■ Exercise requirements ■
Look through the material for lines with the word "Last", and copy each one.

----- Records for the task

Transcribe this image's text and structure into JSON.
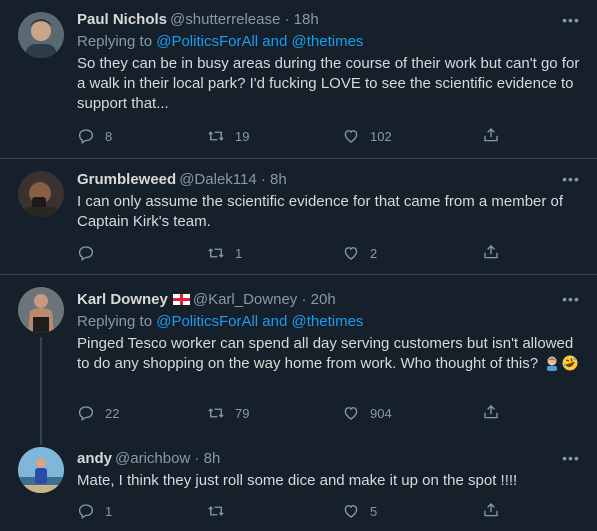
{
  "tweets": [
    {
      "name": "Paul Nichols",
      "handle": "@shutterrelease",
      "time": "18h",
      "replying_prefix": "Replying to ",
      "replying_1": "@PoliticsForAll",
      "replying_and": " and ",
      "replying_2": "@thetimes",
      "text": "So they can be in busy areas during the course of their work but can't go for a walk in their local park? I'd fucking LOVE to see the scientific evidence to support that...",
      "replies": "8",
      "retweets": "19",
      "likes": "102",
      "avatar_icon": "person-photo"
    },
    {
      "name": "Grumbleweed",
      "handle": "@Dalek114",
      "time": "8h",
      "text": "I can only assume the scientific evidence for that  came from a member of Captain Kirk's team.",
      "replies": "",
      "retweets": "1",
      "likes": "2",
      "avatar_icon": "person-photo"
    },
    {
      "name": "Karl Downey",
      "handle": "@Karl_Downey",
      "time": "20h",
      "flag_icon": "england-flag-icon",
      "replying_prefix": "Replying to ",
      "replying_1": "@PoliticsForAll",
      "replying_and": " and ",
      "replying_2": "@thetimes",
      "text": "Pinged Tesco worker can spend all day serving customers but isn't allowed to do any shopping on the way home from work. Who thought of this?",
      "emoji_icons": [
        "man-facepalming-emoji",
        "rolling-on-floor-laughing-emoji"
      ],
      "replies": "22",
      "retweets": "79",
      "likes": "904",
      "avatar_icon": "person-photo"
    },
    {
      "name": "andy",
      "handle": "@arichbow",
      "time": "8h",
      "text": "Mate, I think they just roll some dice and make it up on the spot !!!!",
      "replies": "1",
      "retweets": "",
      "likes": "5",
      "avatar_icon": "person-photo"
    }
  ],
  "separator": " · ",
  "more_glyph": "•••",
  "colors": {
    "background": "#15202b",
    "text": "#d9d9d9",
    "muted": "#8899a6",
    "link": "#1d9bf0",
    "divider": "#38444d"
  }
}
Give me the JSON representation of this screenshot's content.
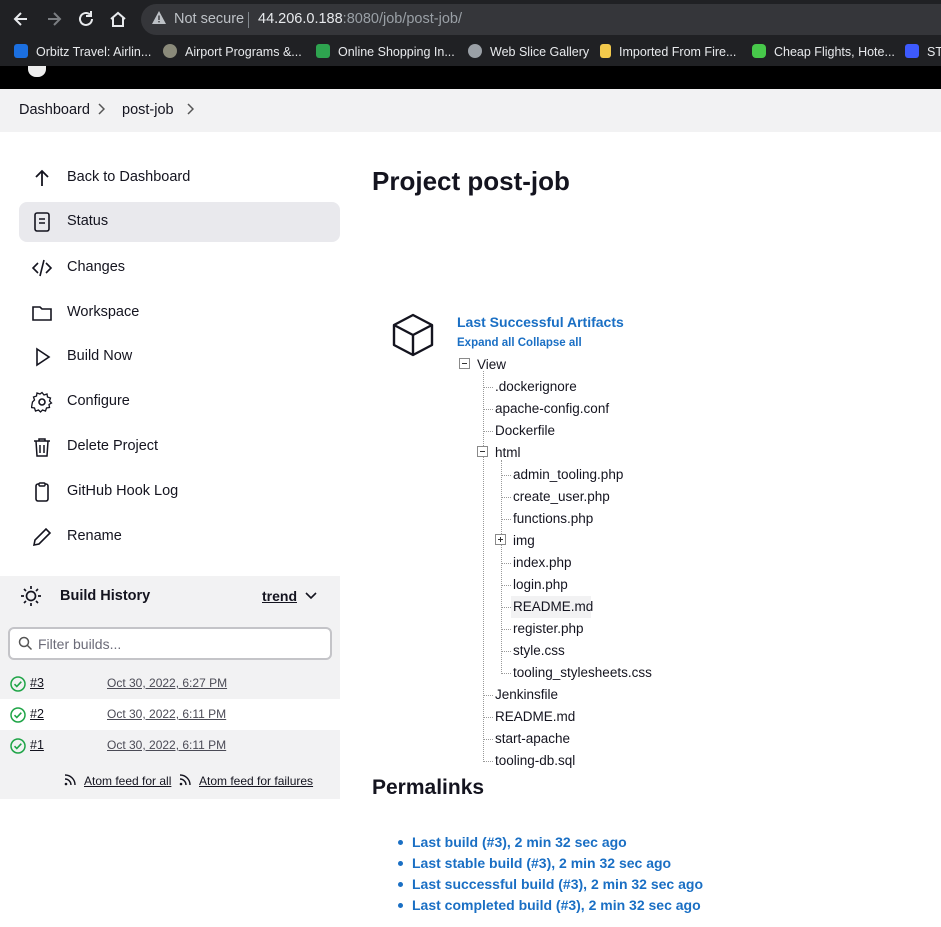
{
  "browser": {
    "security_label": "Not secure",
    "url_host": "44.206.0.188",
    "url_rest": ":8080/job/post-job/",
    "bookmarks": [
      {
        "label": "Orbitz Travel: Airlin...",
        "icon": "orbitz-icon",
        "color": "#1b6fe0"
      },
      {
        "label": "Airport Programs &...",
        "icon": "faa-seal-icon",
        "color": "#8a8a7a"
      },
      {
        "label": "Online Shopping In...",
        "icon": "shopping-icon",
        "color": "#2ea44f"
      },
      {
        "label": "Web Slice Gallery",
        "icon": "globe-icon",
        "color": "#9aa0a6"
      },
      {
        "label": "Imported From Fire...",
        "icon": "folder-icon",
        "color": "#f2c94c"
      },
      {
        "label": "Cheap Flights, Hote...",
        "icon": "plane-icon",
        "color": "#47c84a"
      },
      {
        "label": "ST",
        "icon": "shield-icon",
        "color": "#3d5afe"
      }
    ]
  },
  "breadcrumb": {
    "items": [
      "Dashboard",
      "post-job"
    ]
  },
  "sidebar": {
    "items": [
      {
        "label": "Back to Dashboard",
        "icon": "arrow-up-icon"
      },
      {
        "label": "Status",
        "icon": "document-icon",
        "active": true
      },
      {
        "label": "Changes",
        "icon": "code-icon"
      },
      {
        "label": "Workspace",
        "icon": "folder-icon"
      },
      {
        "label": "Build Now",
        "icon": "play-icon"
      },
      {
        "label": "Configure",
        "icon": "gear-icon"
      },
      {
        "label": "Delete Project",
        "icon": "trash-icon"
      },
      {
        "label": "GitHub Hook Log",
        "icon": "clipboard-icon"
      },
      {
        "label": "Rename",
        "icon": "pencil-icon"
      }
    ]
  },
  "build_history": {
    "title": "Build History",
    "trend_label": "trend",
    "filter_placeholder": "Filter builds...",
    "builds": [
      {
        "number": "#3",
        "date": "Oct 30, 2022, 6:27 PM"
      },
      {
        "number": "#2",
        "date": "Oct 30, 2022, 6:11 PM"
      },
      {
        "number": "#1",
        "date": "Oct 30, 2022, 6:11 PM"
      }
    ],
    "feed_all": "Atom feed for all",
    "feed_failures": "Atom feed for failures"
  },
  "main": {
    "title": "Project post-job",
    "artifacts_title": "Last Successful Artifacts",
    "expand_all": "Expand all",
    "collapse_all": "Collapse all",
    "tree": {
      "root": "View",
      "items": [
        ".dockerignore",
        "apache-config.conf",
        "Dockerfile",
        "html",
        "Jenkinsfile",
        "README.md",
        "start-apache",
        "tooling-db.sql"
      ],
      "html_items": [
        "admin_tooling.php",
        "create_user.php",
        "functions.php",
        "img",
        "index.php",
        "login.php",
        "README.md",
        "register.php",
        "style.css",
        "tooling_stylesheets.css"
      ]
    },
    "permalinks_title": "Permalinks",
    "permalinks": [
      "Last build (#3), 2 min 32 sec ago",
      "Last stable build (#3), 2 min 32 sec ago",
      "Last successful build (#3), 2 min 32 sec ago",
      "Last completed build (#3), 2 min 32 sec ago"
    ]
  },
  "colors": {
    "link": "#1a6fc4",
    "success": "#1ea446",
    "chrome_bg": "#202124"
  }
}
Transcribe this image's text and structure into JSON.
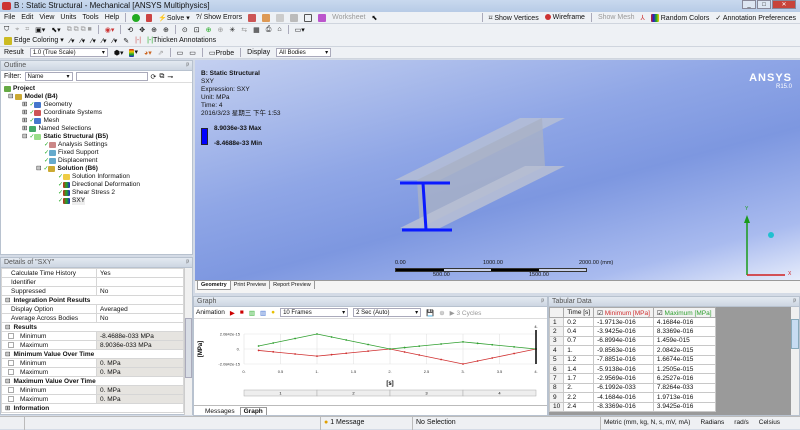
{
  "window": {
    "title": "B : Static Structural - Mechanical [ANSYS Multiphysics]"
  },
  "menu": [
    "File",
    "Edit",
    "View",
    "Units",
    "Tools",
    "Help"
  ],
  "toolbar1": {
    "solve": "Solve",
    "show_errors": "?/ Show Errors",
    "worksheet": "Worksheet",
    "show_vertices": "Show Vertices",
    "wireframe": "Wireframe",
    "show_mesh": "Show Mesh",
    "random_colors": "Random Colors",
    "annotation_preferences": "Annotation Preferences"
  },
  "toolbar3": {
    "edge_coloring": "Edge Coloring",
    "thicken_annotations": "Thicken Annotations"
  },
  "toolbar4": {
    "result_label": "Result",
    "result_scale": "1.0 (True Scale)",
    "probe": "Probe",
    "display_label": "Display",
    "display_value": "All Bodies"
  },
  "outline": {
    "title": "Outline",
    "filter_label": "Filter:",
    "filter_value": "Name",
    "project": "Project",
    "model": "Model (B4)",
    "items": [
      "Geometry",
      "Coordinate Systems",
      "Mesh",
      "Named Selections"
    ],
    "static": "Static Structural (B5)",
    "static_items": [
      "Analysis Settings",
      "Fixed Support",
      "Displacement"
    ],
    "solution": "Solution (B6)",
    "solution_items": [
      "Solution Information",
      "Directional Deformation",
      "Shear Stress 2",
      "SXY"
    ]
  },
  "details": {
    "title": "Details of \"SXY\"",
    "rows": [
      {
        "type": "row",
        "label": "Calculate Time History",
        "value": "Yes"
      },
      {
        "type": "row",
        "label": "Identifier",
        "value": ""
      },
      {
        "type": "row",
        "label": "Suppressed",
        "value": "No"
      },
      {
        "type": "group",
        "label": "Integration Point Results"
      },
      {
        "type": "row",
        "label": "Display Option",
        "value": "Averaged"
      },
      {
        "type": "row",
        "label": "Average Across Bodies",
        "value": "No"
      },
      {
        "type": "group",
        "label": "Results"
      },
      {
        "type": "crow",
        "label": "Minimum",
        "value": "-8.4688e-033 MPa"
      },
      {
        "type": "crow",
        "label": "Maximum",
        "value": "8.9036e-033 MPa"
      },
      {
        "type": "group",
        "label": "Minimum Value Over Time"
      },
      {
        "type": "crow",
        "label": "Minimum",
        "value": "0. MPa"
      },
      {
        "type": "crow",
        "label": "Maximum",
        "value": "0. MPa"
      },
      {
        "type": "group",
        "label": "Maximum Value Over Time"
      },
      {
        "type": "crow",
        "label": "Minimum",
        "value": "0. MPa"
      },
      {
        "type": "crow",
        "label": "Maximum",
        "value": "0. MPa"
      },
      {
        "type": "egroup",
        "label": "Information"
      }
    ]
  },
  "viewport": {
    "header": "B: Static Structural",
    "result": "SXY",
    "expression": "Expression: SXY",
    "unit": "Unit: MPa",
    "time": "Time: 4",
    "date": "2016/3/23 星期三 下午 1:53",
    "max_label": "8.9036e-33 Max",
    "min_label": "-8.4688e-33 Min",
    "logo": "ANSYS",
    "version": "R15.0",
    "scale": {
      "ticks_top": [
        "0.00",
        "1000.00",
        "2000.00 (mm)"
      ],
      "ticks_bottom": [
        "500.00",
        "1500.00"
      ]
    },
    "tabs": [
      "Geometry",
      "Print Preview",
      "Report Preview"
    ],
    "axis": {
      "x": "X",
      "y": "Y"
    },
    "colors": {
      "legend": "#0000ff",
      "beam_section": "#0a1aff"
    }
  },
  "graph": {
    "title": "Graph",
    "animation": "Animation",
    "frames": "10 Frames",
    "duration": "2 Sec (Auto)",
    "cycles": "3 Cycles",
    "tabs": [
      "Messages",
      "Graph"
    ],
    "steps": [
      "1",
      "2",
      "3",
      "4"
    ]
  },
  "chart_data": {
    "type": "line",
    "ylabel": "[MPa]",
    "xlabel": "[s]",
    "xlim": [
      0,
      4
    ],
    "ylim": [
      -2.0842e-15,
      2.0842e-15
    ],
    "xticks": [
      "0.",
      "0.5",
      "1.",
      "1.5",
      "2.",
      "2.5",
      "3.",
      "3.5",
      "4."
    ],
    "yticks": [
      "2.0842e-15",
      "0.",
      "-2.0842e-15"
    ],
    "cursor_label": "4.",
    "x": [
      0.2,
      0.4,
      0.7,
      1.0,
      1.2,
      1.4,
      1.7,
      2.0,
      2.2,
      2.4,
      2.7,
      3.0,
      3.2,
      3.4,
      3.7,
      4.0
    ],
    "series": [
      {
        "name": "Minimum [MPa]",
        "color": "#d03030",
        "values": [
          -1.9713e-16,
          -3.9425e-16,
          -6.8994e-16,
          -9.8563e-16,
          -7.8851e-16,
          -5.9138e-16,
          -2.9569e-16,
          -6.1992e-33,
          -4.1684e-16,
          -8.3369e-16,
          -1.459e-15,
          -2.0842e-15,
          -1.6674e-15,
          -1.2505e-15,
          -6.2527e-16,
          0
        ]
      },
      {
        "name": "Maximum [MPa]",
        "color": "#30a030",
        "values": [
          4.1684e-16,
          8.3369e-16,
          1.459e-15,
          2.0842e-15,
          1.6674e-15,
          1.2505e-15,
          6.2527e-16,
          7.8264e-33,
          1.9713e-16,
          3.9425e-16,
          6.8994e-16,
          9.8563e-16,
          7.8851e-16,
          5.9138e-16,
          2.9569e-16,
          0
        ]
      }
    ]
  },
  "tabular": {
    "title": "Tabular Data",
    "headers": [
      "Time [s]",
      "Minimum [MPa]",
      "Maximum [MPa]"
    ],
    "rows": [
      [
        "1",
        "0.2",
        "-1.9713e-016",
        "4.1684e-016"
      ],
      [
        "2",
        "0.4",
        "-3.9425e-016",
        "8.3369e-016"
      ],
      [
        "3",
        "0.7",
        "-6.8994e-016",
        "1.459e-015"
      ],
      [
        "4",
        "1.",
        "-9.8563e-016",
        "2.0842e-015"
      ],
      [
        "5",
        "1.2",
        "-7.8851e-016",
        "1.6674e-015"
      ],
      [
        "6",
        "1.4",
        "-5.9138e-016",
        "1.2505e-015"
      ],
      [
        "7",
        "1.7",
        "-2.9569e-016",
        "6.2527e-016"
      ],
      [
        "8",
        "2.",
        "-6.1992e-033",
        "7.8264e-033"
      ],
      [
        "9",
        "2.2",
        "-4.1684e-016",
        "1.9713e-016"
      ],
      [
        "10",
        "2.4",
        "-8.3369e-016",
        "3.9425e-016"
      ]
    ]
  },
  "status": {
    "messages": "1 Message",
    "selection": "No Selection",
    "units": "Metric (mm, kg, N, s, mV, mA)",
    "angle": "Radians",
    "rot": "rad/s",
    "temp": "Celsius"
  }
}
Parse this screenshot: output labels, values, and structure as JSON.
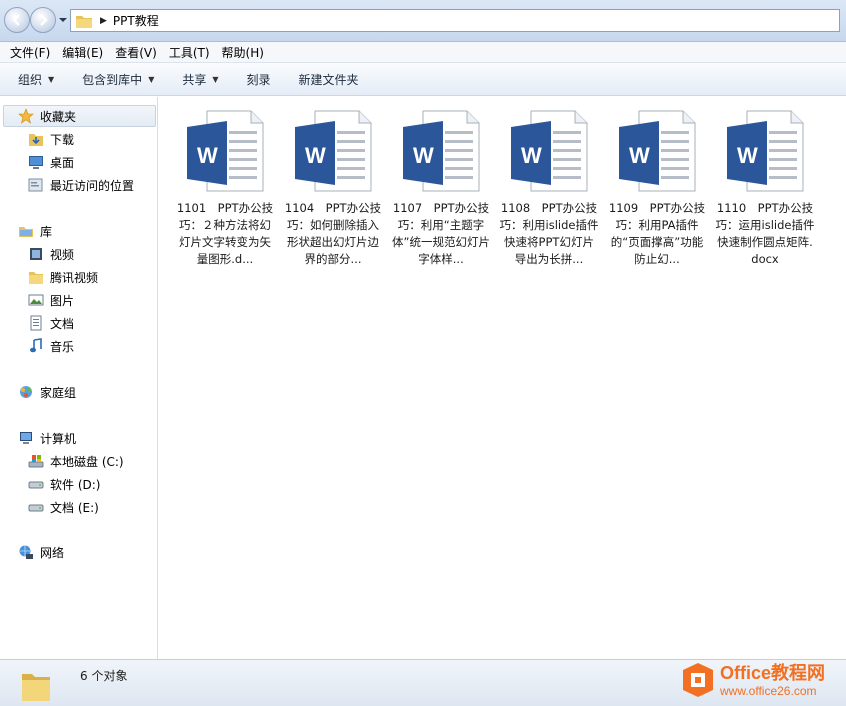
{
  "address": {
    "crumb": "PPT教程"
  },
  "menu": [
    "文件(F)",
    "编辑(E)",
    "查看(V)",
    "工具(T)",
    "帮助(H)"
  ],
  "toolbar": [
    {
      "label": "组织",
      "dropdown": true
    },
    {
      "label": "包含到库中",
      "dropdown": true
    },
    {
      "label": "共享",
      "dropdown": true
    },
    {
      "label": "刻录",
      "dropdown": false
    },
    {
      "label": "新建文件夹",
      "dropdown": false
    }
  ],
  "nav": {
    "favorites": {
      "label": "收藏夹",
      "items": [
        "下载",
        "桌面",
        "最近访问的位置"
      ]
    },
    "libraries": {
      "label": "库",
      "items": [
        "视频",
        "腾讯视频",
        "图片",
        "文档",
        "音乐"
      ]
    },
    "homegroup": {
      "label": "家庭组"
    },
    "computer": {
      "label": "计算机",
      "items": [
        "本地磁盘 (C:)",
        "软件 (D:)",
        "文档 (E:)"
      ]
    },
    "network": {
      "label": "网络"
    }
  },
  "files": [
    {
      "label": "1101　PPT办公技巧：２种方法将幻灯片文字转变为矢量图形.d..."
    },
    {
      "label": "1104　PPT办公技巧：如何删除插入形状超出幻灯片边界的部分..."
    },
    {
      "label": "1107　PPT办公技巧：利用“主题字体”统一规范幻灯片字体样..."
    },
    {
      "label": "1108　PPT办公技巧：利用islide插件快速将PPT幻灯片导出为长拼..."
    },
    {
      "label": "1109　PPT办公技巧：利用PA插件的“页面撑高”功能防止幻..."
    },
    {
      "label": "1110　PPT办公技巧：运用islide插件快速制作圆点矩阵.docx"
    }
  ],
  "status": {
    "count": "6 个对象"
  },
  "watermark": {
    "title": "Office教程网",
    "url": "www.office26.com"
  },
  "colors": {
    "word_blue": "#2b579a",
    "accent_orange": "#f36f21"
  }
}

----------

■ Problem solution ■
    "artifacts_title": "Last Successful Artifacts",
      "Last build (#3), 2 min 32 sec ago",
      "Last stable build (#3), 2 min 32 sec ago",
      "Last successful build (#3), 2 min 32 sec ago",
      "Last completed build (#3), 2 min 32 sec ago"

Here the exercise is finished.